Thursday, January 22, 2015
Will The State Force Our Hand In School Consolidation?
Could forced school consolidation be coming our way? Perhaps.
Below this post, we've published a list of reasons why small schools are superior to larger institutions. Not everyone agrees -- and in Lincoln at the State Capitol, we know some lawmakers would love nothing more than to way a wand and have many small schools disappear.
The Times has been informed that Norfolk State Senator Jim Scheer has introduced legislation (Legislative Bill 49) to create what he calls "allied school systems." (UPDATE: The Times has been told that this bill will get a hearing by the Legislature's Education Committee on Tuesday January 27, in Room 1525 of the State Capitol at 1:30 p.m. Any one from the public can testify. Readers can see the bill language for themselves by clicking here. The underlined language would become new law if the bill is approved, according to a source.)
The bill, according to information we were e-mailed, aims "to increase educational opportunities and equity for students statewide."
If the bill were passed by the Legislature and signed by Governor Ricketts, all Nebraska school districts with under 650 students in K-12 (that includes Dorchester, Friend, Milford, Exeter-Milligan, Wilber-Clatonia, Meridian and many other surrounding schools) would be forced to create "allied school systems" no later than July of next year.
These systems would be, in essence, forced mergers consisting of at least three small school districts. (To rub salt in the wound, one of the school districts in the system would need to have more than 150 students in K-6.)

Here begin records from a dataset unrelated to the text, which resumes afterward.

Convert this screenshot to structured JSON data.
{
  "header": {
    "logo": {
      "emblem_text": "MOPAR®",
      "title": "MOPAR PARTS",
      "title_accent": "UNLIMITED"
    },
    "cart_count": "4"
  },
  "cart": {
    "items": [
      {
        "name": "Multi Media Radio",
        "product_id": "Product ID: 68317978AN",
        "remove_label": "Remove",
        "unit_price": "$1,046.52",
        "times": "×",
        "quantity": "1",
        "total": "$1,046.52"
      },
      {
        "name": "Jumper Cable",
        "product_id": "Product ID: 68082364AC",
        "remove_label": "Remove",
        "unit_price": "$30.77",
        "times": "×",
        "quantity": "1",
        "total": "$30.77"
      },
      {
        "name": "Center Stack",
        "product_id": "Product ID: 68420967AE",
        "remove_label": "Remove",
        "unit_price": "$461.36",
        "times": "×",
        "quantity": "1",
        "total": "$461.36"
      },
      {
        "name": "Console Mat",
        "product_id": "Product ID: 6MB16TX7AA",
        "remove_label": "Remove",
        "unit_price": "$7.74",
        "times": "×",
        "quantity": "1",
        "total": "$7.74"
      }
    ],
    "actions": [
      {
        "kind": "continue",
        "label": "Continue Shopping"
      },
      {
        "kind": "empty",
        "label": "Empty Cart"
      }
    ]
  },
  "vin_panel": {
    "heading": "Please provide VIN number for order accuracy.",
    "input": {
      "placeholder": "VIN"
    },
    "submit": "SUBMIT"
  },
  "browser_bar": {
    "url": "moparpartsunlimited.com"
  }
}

If school districts did not voluntarily join an "allied school system," the Nebraska Commissioner of Education could force schools into a system of his choosing.
We have no idea if this bill has a chance of getting through the Legislature, but apparently some in the Legislature believe small school districts cannot do an adequate job of educating our kids.

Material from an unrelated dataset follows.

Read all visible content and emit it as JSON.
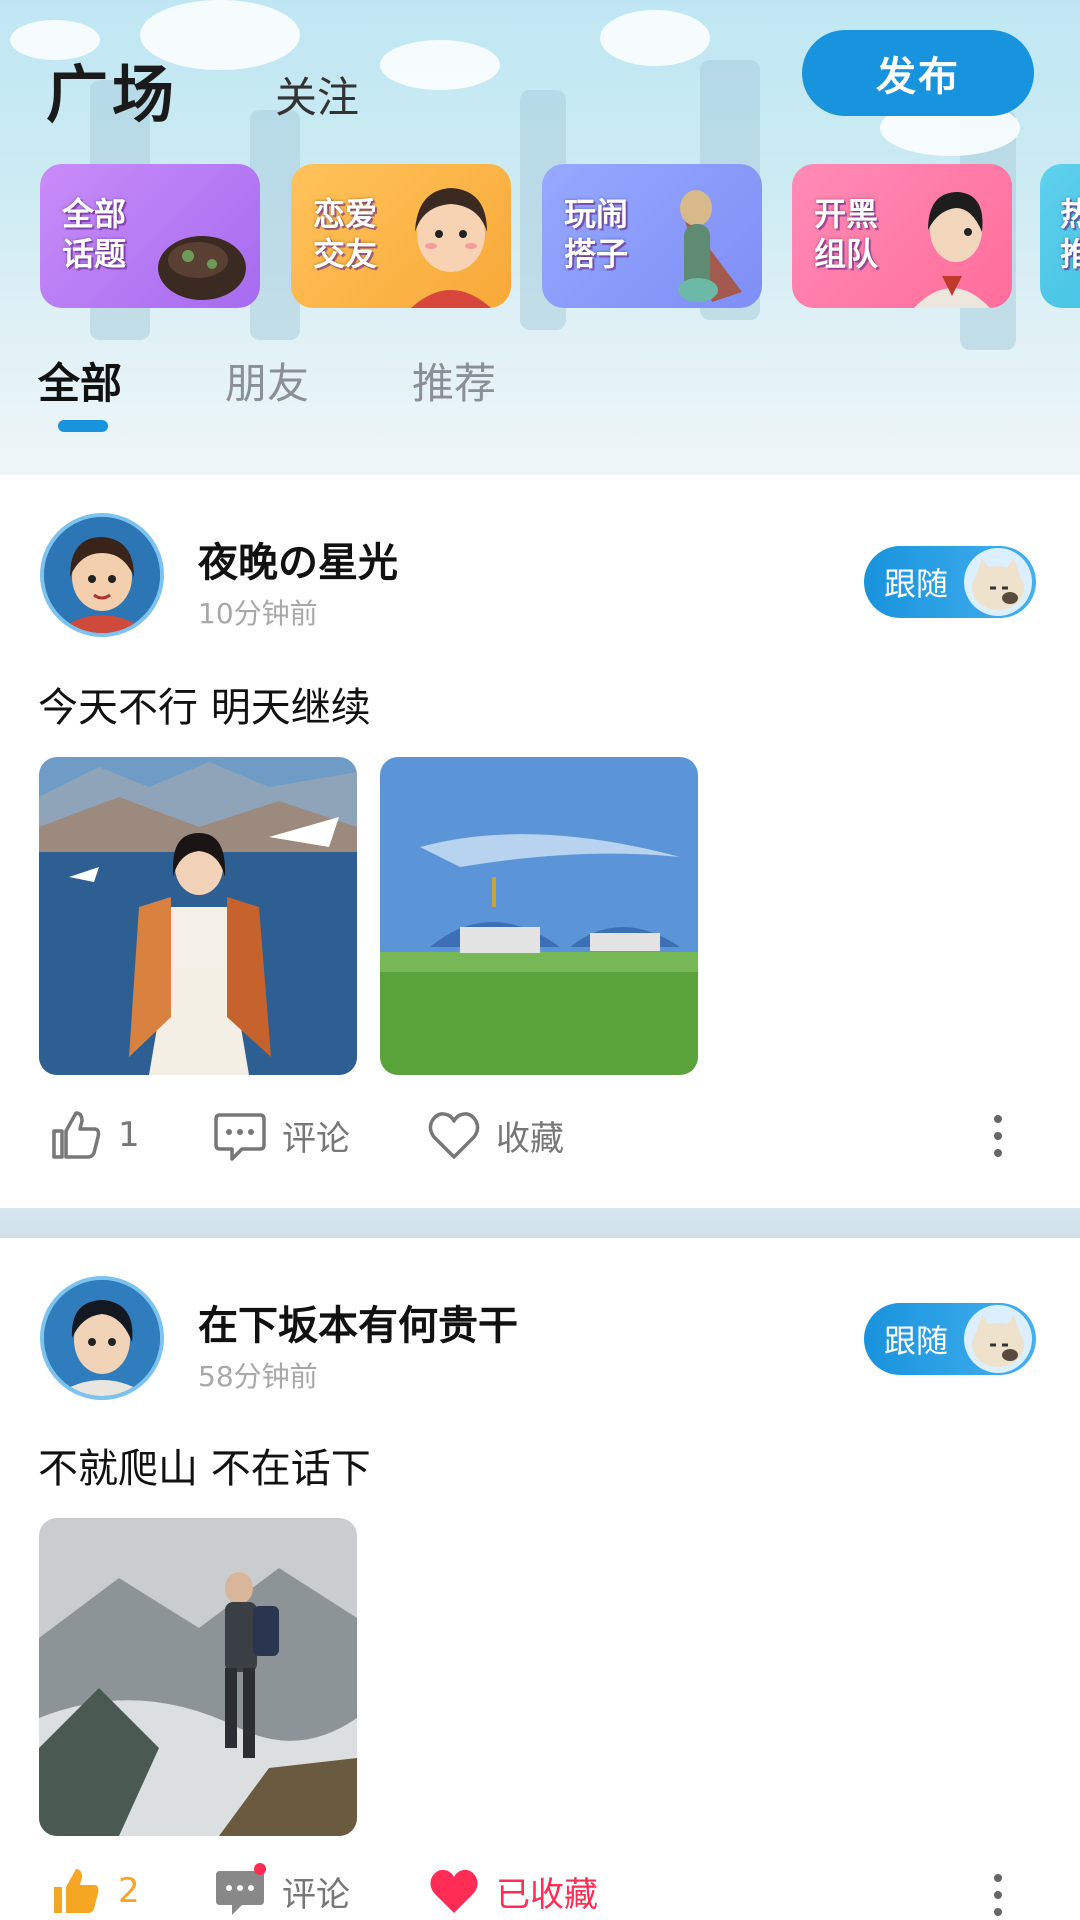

This bill would be a major step in forcing small schools across the state to eventually consolidate, regardless of what contrived name a state senator calls the process.

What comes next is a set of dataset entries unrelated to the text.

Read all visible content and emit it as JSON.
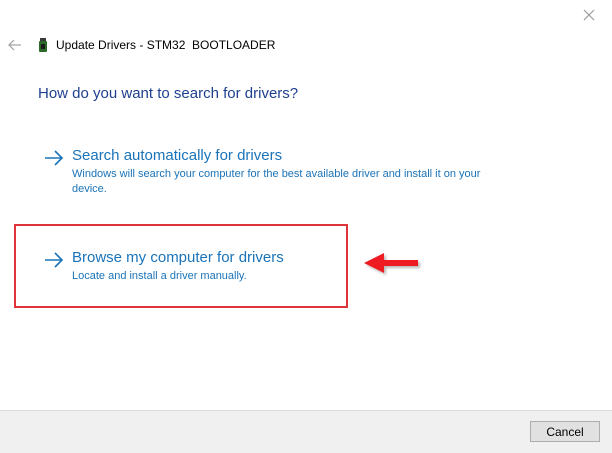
{
  "window": {
    "title": "Update Drivers - STM32  BOOTLOADER",
    "close_icon": "close-icon",
    "back_icon": "back-arrow-icon",
    "device_icon": "usb-device-icon"
  },
  "main": {
    "heading": "How do you want to search for drivers?",
    "options": [
      {
        "title": "Search automatically for drivers",
        "description": "Windows will search your computer for the best available driver and install it on your device.",
        "icon": "arrow-right-icon"
      },
      {
        "title": "Browse my computer for drivers",
        "description": "Locate and install a driver manually.",
        "icon": "arrow-right-icon"
      }
    ]
  },
  "annotation": {
    "highlight_color": "#e0333a",
    "pointer_icon": "red-pointer-arrow-icon"
  },
  "footer": {
    "cancel_label": "Cancel"
  },
  "colors": {
    "heading": "#1f3f8f",
    "link": "#1a73b8",
    "footer_bg": "#f0f0f0"
  }
}
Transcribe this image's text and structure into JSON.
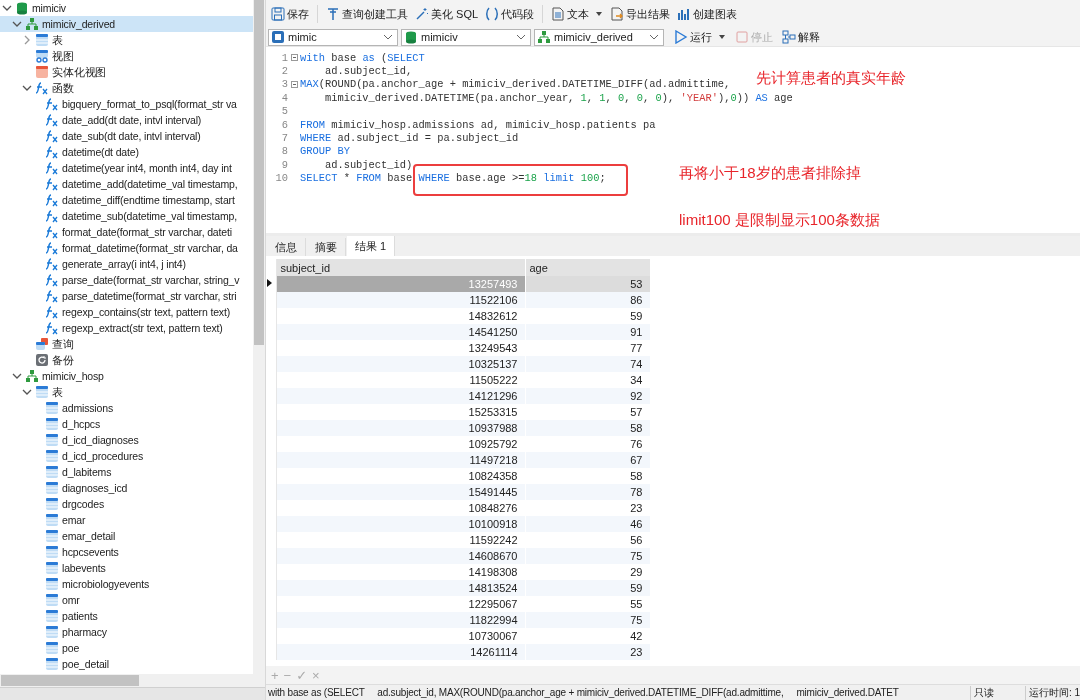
{
  "tree": [
    {
      "label": "mimiciv",
      "kind": "database",
      "expanded": true,
      "selected": false,
      "children": [
        {
          "label": "mimiciv_derived",
          "kind": "schema",
          "expanded": true,
          "selected": true,
          "children": [
            {
              "label": "表",
              "kind": "tables",
              "expanded": false,
              "selected": false
            },
            {
              "label": "视图",
              "kind": "views",
              "selected": false
            },
            {
              "label": "实体化视图",
              "kind": "matviews",
              "selected": false
            },
            {
              "label": "函数",
              "kind": "functions",
              "expanded": true,
              "selected": false,
              "children": [
                {
                  "label": "bigquery_format_to_psql(format_str va",
                  "kind": "function",
                  "selected": false
                },
                {
                  "label": "date_add(dt date, intvl interval)",
                  "kind": "function",
                  "selected": false
                },
                {
                  "label": "date_sub(dt date, intvl interval)",
                  "kind": "function",
                  "selected": false
                },
                {
                  "label": "datetime(dt date)",
                  "kind": "function",
                  "selected": false
                },
                {
                  "label": "datetime(year int4, month int4, day int",
                  "kind": "function",
                  "selected": false
                },
                {
                  "label": "datetime_add(datetime_val timestamp,",
                  "kind": "function",
                  "selected": false
                },
                {
                  "label": "datetime_diff(endtime timestamp, start",
                  "kind": "function",
                  "selected": false
                },
                {
                  "label": "datetime_sub(datetime_val timestamp,",
                  "kind": "function",
                  "selected": false
                },
                {
                  "label": "format_date(format_str varchar, dateti",
                  "kind": "function",
                  "selected": false
                },
                {
                  "label": "format_datetime(format_str varchar, da",
                  "kind": "function",
                  "selected": false
                },
                {
                  "label": "generate_array(i int4, j int4)",
                  "kind": "function",
                  "selected": false
                },
                {
                  "label": "parse_date(format_str varchar, string_v",
                  "kind": "function",
                  "selected": false
                },
                {
                  "label": "parse_datetime(format_str varchar, stri",
                  "kind": "function",
                  "selected": false
                },
                {
                  "label": "regexp_contains(str text, pattern text)",
                  "kind": "function",
                  "selected": false
                },
                {
                  "label": "regexp_extract(str text, pattern text)",
                  "kind": "function",
                  "selected": false
                }
              ]
            },
            {
              "label": "查询",
              "kind": "queries",
              "selected": false
            },
            {
              "label": "备份",
              "kind": "backups",
              "selected": false
            }
          ]
        },
        {
          "label": "mimiciv_hosp",
          "kind": "schema",
          "expanded": true,
          "selected": false,
          "children": [
            {
              "label": "表",
              "kind": "tables",
              "expanded": true,
              "selected": false,
              "children": [
                {
                  "label": "admissions",
                  "kind": "table",
                  "selected": false
                },
                {
                  "label": "d_hcpcs",
                  "kind": "table",
                  "selected": false
                },
                {
                  "label": "d_icd_diagnoses",
                  "kind": "table",
                  "selected": false
                },
                {
                  "label": "d_icd_procedures",
                  "kind": "table",
                  "selected": false
                },
                {
                  "label": "d_labitems",
                  "kind": "table",
                  "selected": false
                },
                {
                  "label": "diagnoses_icd",
                  "kind": "table",
                  "selected": false
                },
                {
                  "label": "drgcodes",
                  "kind": "table",
                  "selected": false
                },
                {
                  "label": "emar",
                  "kind": "table",
                  "selected": false
                },
                {
                  "label": "emar_detail",
                  "kind": "table",
                  "selected": false
                },
                {
                  "label": "hcpcsevents",
                  "kind": "table",
                  "selected": false
                },
                {
                  "label": "labevents",
                  "kind": "table",
                  "selected": false
                },
                {
                  "label": "microbiologyevents",
                  "kind": "table",
                  "selected": false
                },
                {
                  "label": "omr",
                  "kind": "table",
                  "selected": false
                },
                {
                  "label": "patients",
                  "kind": "table",
                  "selected": false
                },
                {
                  "label": "pharmacy",
                  "kind": "table",
                  "selected": false
                },
                {
                  "label": "poe",
                  "kind": "table",
                  "selected": false
                },
                {
                  "label": "poe_detail",
                  "kind": "table",
                  "selected": false
                }
              ]
            }
          ]
        }
      ]
    }
  ],
  "toolbar": [
    {
      "label": "保存",
      "kind": "save"
    },
    {
      "label": "查询创建工具",
      "kind": "builder"
    },
    {
      "label": "美化 SQL",
      "kind": "beautify"
    },
    {
      "label": "代码段",
      "kind": "snippet"
    },
    {
      "label": "文本",
      "kind": "text",
      "dropdown": true
    },
    {
      "label": "导出结果",
      "kind": "export"
    },
    {
      "label": "创建图表",
      "kind": "chart"
    }
  ],
  "selectors": [
    {
      "value": "mimic",
      "kind": "connection"
    },
    {
      "value": "mimiciv",
      "kind": "database"
    },
    {
      "value": "mimiciv_derived",
      "kind": "schema"
    }
  ],
  "run_controls": [
    {
      "label": "运行",
      "kind": "run",
      "dropdown": true,
      "disabled": false
    },
    {
      "label": "停止",
      "kind": "stop",
      "disabled": true
    },
    {
      "label": "解释",
      "kind": "explain",
      "disabled": false
    }
  ],
  "editor": {
    "lines": [
      {
        "number": "1",
        "fold": true,
        "tokens": [
          {
            "text": "with",
            "kind": "keyword"
          },
          {
            "text": " base ",
            "kind": "plain"
          },
          {
            "text": "as",
            "kind": "keyword"
          },
          {
            "text": " (",
            "kind": "plain"
          },
          {
            "text": "SELECT",
            "kind": "keyword"
          }
        ]
      },
      {
        "number": "2",
        "fold": false,
        "tokens": [
          {
            "text": "    ad.subject_id,",
            "kind": "plain"
          }
        ]
      },
      {
        "number": "3",
        "fold": true,
        "tokens": [
          {
            "text": "MAX",
            "kind": "keyword"
          },
          {
            "text": "(ROUND(pa.anchor_age + mimiciv_derived.DATETIME_DIFF(ad.admittime,",
            "kind": "plain"
          }
        ]
      },
      {
        "number": "4",
        "fold": false,
        "tokens": [
          {
            "text": "    mimiciv_derived.DATETIME(pa.anchor_year, ",
            "kind": "plain"
          },
          {
            "text": "1",
            "kind": "number"
          },
          {
            "text": ", ",
            "kind": "plain"
          },
          {
            "text": "1",
            "kind": "number"
          },
          {
            "text": ", ",
            "kind": "plain"
          },
          {
            "text": "0",
            "kind": "number"
          },
          {
            "text": ", ",
            "kind": "plain"
          },
          {
            "text": "0",
            "kind": "number"
          },
          {
            "text": ", ",
            "kind": "plain"
          },
          {
            "text": "0",
            "kind": "number"
          },
          {
            "text": "), ",
            "kind": "plain"
          },
          {
            "text": "'YEAR'",
            "kind": "string"
          },
          {
            "text": "),",
            "kind": "plain"
          },
          {
            "text": "0",
            "kind": "number"
          },
          {
            "text": ")) ",
            "kind": "plain"
          },
          {
            "text": "AS",
            "kind": "keyword"
          },
          {
            "text": " age",
            "kind": "plain"
          }
        ]
      },
      {
        "number": "5",
        "fold": false
      },
      {
        "number": "6",
        "fold": false,
        "tokens": [
          {
            "text": "FROM",
            "kind": "keyword"
          },
          {
            "text": " mimiciv_hosp.admissions ad, mimiciv_hosp.patients pa",
            "kind": "plain"
          }
        ]
      },
      {
        "number": "7",
        "fold": false,
        "tokens": [
          {
            "text": "WHERE",
            "kind": "keyword"
          },
          {
            "text": " ad.subject_id = pa.subject_id",
            "kind": "plain"
          }
        ]
      },
      {
        "number": "8",
        "fold": false,
        "tokens": [
          {
            "text": "GROUP BY",
            "kind": "keyword"
          }
        ]
      },
      {
        "number": "9",
        "fold": false,
        "tokens": [
          {
            "text": "    ad.subject_id)",
            "kind": "plain"
          }
        ]
      },
      {
        "number": "10",
        "fold": false,
        "tokens": [
          {
            "text": "SELECT",
            "kind": "keyword"
          },
          {
            "text": " * ",
            "kind": "plain"
          },
          {
            "text": "FROM",
            "kind": "keyword"
          },
          {
            "text": " base ",
            "kind": "plain"
          },
          {
            "text": "WHERE",
            "kind": "keyword"
          },
          {
            "text": " base.age >=",
            "kind": "plain"
          },
          {
            "text": "18",
            "kind": "number"
          },
          {
            "text": " limit",
            "kind": "keyword"
          },
          {
            "text": " 100",
            "kind": "number"
          },
          {
            "text": ";",
            "kind": "plain"
          }
        ]
      }
    ],
    "annotations": [
      "先计算患者的真实年龄",
      "再将小于18岁的患者排除掉",
      "limit100 是限制显示100条数据"
    ]
  },
  "result_tabs": [
    {
      "label": "信息",
      "selected": false
    },
    {
      "label": "摘要",
      "selected": false
    },
    {
      "label": "结果 1",
      "selected": true
    }
  ],
  "table": {
    "columns": [
      "subject_id",
      "age"
    ],
    "rows": [
      {
        "cells": [
          "13257493",
          "53"
        ],
        "selected": true
      },
      {
        "cells": [
          "11522106",
          "86"
        ],
        "selected": false
      },
      {
        "cells": [
          "14832612",
          "59"
        ],
        "selected": false
      },
      {
        "cells": [
          "14541250",
          "91"
        ],
        "selected": false
      },
      {
        "cells": [
          "13249543",
          "77"
        ],
        "selected": false
      },
      {
        "cells": [
          "10325137",
          "74"
        ],
        "selected": false
      },
      {
        "cells": [
          "11505222",
          "34"
        ],
        "selected": false
      },
      {
        "cells": [
          "14121296",
          "92"
        ],
        "selected": false
      },
      {
        "cells": [
          "15253315",
          "57"
        ],
        "selected": false
      },
      {
        "cells": [
          "10937988",
          "58"
        ],
        "selected": false
      },
      {
        "cells": [
          "10925792",
          "76"
        ],
        "selected": false
      },
      {
        "cells": [
          "11497218",
          "67"
        ],
        "selected": false
      },
      {
        "cells": [
          "10824358",
          "58"
        ],
        "selected": false
      },
      {
        "cells": [
          "15491445",
          "78"
        ],
        "selected": false
      },
      {
        "cells": [
          "10848276",
          "23"
        ],
        "selected": false
      },
      {
        "cells": [
          "10100918",
          "46"
        ],
        "selected": false
      },
      {
        "cells": [
          "11592242",
          "56"
        ],
        "selected": false
      },
      {
        "cells": [
          "14608670",
          "75"
        ],
        "selected": false
      },
      {
        "cells": [
          "14198308",
          "29"
        ],
        "selected": false
      },
      {
        "cells": [
          "14813524",
          "59"
        ],
        "selected": false
      },
      {
        "cells": [
          "12295067",
          "55"
        ],
        "selected": false
      },
      {
        "cells": [
          "11822994",
          "75"
        ],
        "selected": false
      },
      {
        "cells": [
          "10730067",
          "42"
        ],
        "selected": false
      },
      {
        "cells": [
          "14261114",
          "23"
        ],
        "selected": false
      }
    ]
  },
  "grid_actions": [
    "+",
    "−",
    "✓",
    "×"
  ],
  "status_bar": {
    "query": "with base as (SELECT     ad.subject_id, MAX(ROUND(pa.anchor_age + mimiciv_derived.DATETIME_DIFF(ad.admittime,     mimiciv_derived.DATET",
    "mode": "只读",
    "time": "运行时间: 1"
  }
}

We wonder if Senator Scheer has compared dropout rates in Omaha Public Schools and Lincoln Public Schools with those of Nebraska's small school districts.
We wonder if he realizes that small, farm-based school districts (through the loss of state aid dollars, despite the heavy property tax burden) are helping subsidize Class A and B schools in Omaha and Lincoln -- and even those in smaller cities like Norfolk and Crete.
With rare exception, most small school districts in Nebraska are funded mainly by local tax dollars. If the state wants to shoulder that financial burden, then maybe we can talk about consolidation.
But until that occurs, what is it about "local control" that these politicians don't understand?